* [Action item]
Where the string "JSON" shows up in a line of the records, copy that line.

* [Records supplied]
-- Opening Marker --

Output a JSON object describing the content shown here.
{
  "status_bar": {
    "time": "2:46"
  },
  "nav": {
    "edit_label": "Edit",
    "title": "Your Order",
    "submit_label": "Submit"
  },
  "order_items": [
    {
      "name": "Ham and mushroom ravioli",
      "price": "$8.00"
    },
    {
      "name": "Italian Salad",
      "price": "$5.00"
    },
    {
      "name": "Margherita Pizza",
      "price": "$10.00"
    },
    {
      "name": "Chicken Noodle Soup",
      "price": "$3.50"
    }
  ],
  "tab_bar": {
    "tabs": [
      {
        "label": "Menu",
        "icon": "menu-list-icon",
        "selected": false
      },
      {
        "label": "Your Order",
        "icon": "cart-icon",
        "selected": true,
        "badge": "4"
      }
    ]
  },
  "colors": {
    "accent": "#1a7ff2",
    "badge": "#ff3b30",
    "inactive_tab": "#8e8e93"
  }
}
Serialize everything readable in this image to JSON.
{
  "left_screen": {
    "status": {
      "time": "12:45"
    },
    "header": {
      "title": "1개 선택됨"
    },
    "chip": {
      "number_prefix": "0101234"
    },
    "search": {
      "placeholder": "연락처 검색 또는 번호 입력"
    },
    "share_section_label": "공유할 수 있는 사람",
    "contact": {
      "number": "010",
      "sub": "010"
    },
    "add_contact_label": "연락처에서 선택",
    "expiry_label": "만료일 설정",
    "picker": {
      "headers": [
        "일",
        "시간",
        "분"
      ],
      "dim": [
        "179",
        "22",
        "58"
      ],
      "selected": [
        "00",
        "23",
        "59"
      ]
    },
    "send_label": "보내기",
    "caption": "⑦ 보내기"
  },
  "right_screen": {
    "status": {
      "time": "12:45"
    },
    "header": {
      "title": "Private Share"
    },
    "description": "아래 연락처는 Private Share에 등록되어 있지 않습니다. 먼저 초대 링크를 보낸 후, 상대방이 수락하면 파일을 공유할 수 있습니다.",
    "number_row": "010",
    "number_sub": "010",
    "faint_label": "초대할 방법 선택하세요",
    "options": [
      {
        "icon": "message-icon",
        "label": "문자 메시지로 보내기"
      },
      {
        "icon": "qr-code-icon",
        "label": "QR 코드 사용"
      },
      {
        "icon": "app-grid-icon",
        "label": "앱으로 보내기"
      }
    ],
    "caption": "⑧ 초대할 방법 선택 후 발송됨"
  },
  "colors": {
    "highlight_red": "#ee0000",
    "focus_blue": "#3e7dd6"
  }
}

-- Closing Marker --
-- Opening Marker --

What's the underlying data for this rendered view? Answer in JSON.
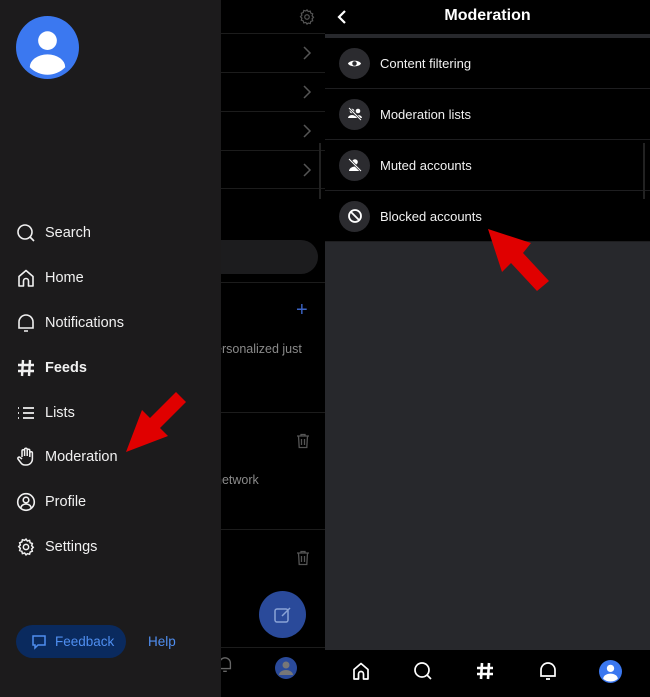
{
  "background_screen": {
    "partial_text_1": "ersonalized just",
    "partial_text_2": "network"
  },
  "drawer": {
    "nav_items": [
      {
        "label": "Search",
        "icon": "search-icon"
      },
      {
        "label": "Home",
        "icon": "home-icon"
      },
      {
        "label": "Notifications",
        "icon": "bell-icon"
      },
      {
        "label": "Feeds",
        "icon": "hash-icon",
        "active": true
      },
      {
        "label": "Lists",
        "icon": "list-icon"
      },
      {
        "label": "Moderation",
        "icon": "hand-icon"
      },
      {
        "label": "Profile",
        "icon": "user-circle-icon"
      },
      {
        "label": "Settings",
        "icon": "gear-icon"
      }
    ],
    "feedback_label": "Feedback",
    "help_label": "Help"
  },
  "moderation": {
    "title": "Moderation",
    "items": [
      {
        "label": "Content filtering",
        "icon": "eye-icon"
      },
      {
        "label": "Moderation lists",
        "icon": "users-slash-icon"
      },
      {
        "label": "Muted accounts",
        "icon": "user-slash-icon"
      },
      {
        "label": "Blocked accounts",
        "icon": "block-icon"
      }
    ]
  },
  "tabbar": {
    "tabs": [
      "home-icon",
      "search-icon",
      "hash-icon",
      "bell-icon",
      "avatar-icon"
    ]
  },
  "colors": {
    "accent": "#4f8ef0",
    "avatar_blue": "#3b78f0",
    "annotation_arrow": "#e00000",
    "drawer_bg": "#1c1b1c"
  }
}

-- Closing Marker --

* [Solution for this exercise]
Output a JSON object describing the content shown here.
Serialize everything readable in this image to JSON.
What's the underlying data for this rendered view? Answer in JSON.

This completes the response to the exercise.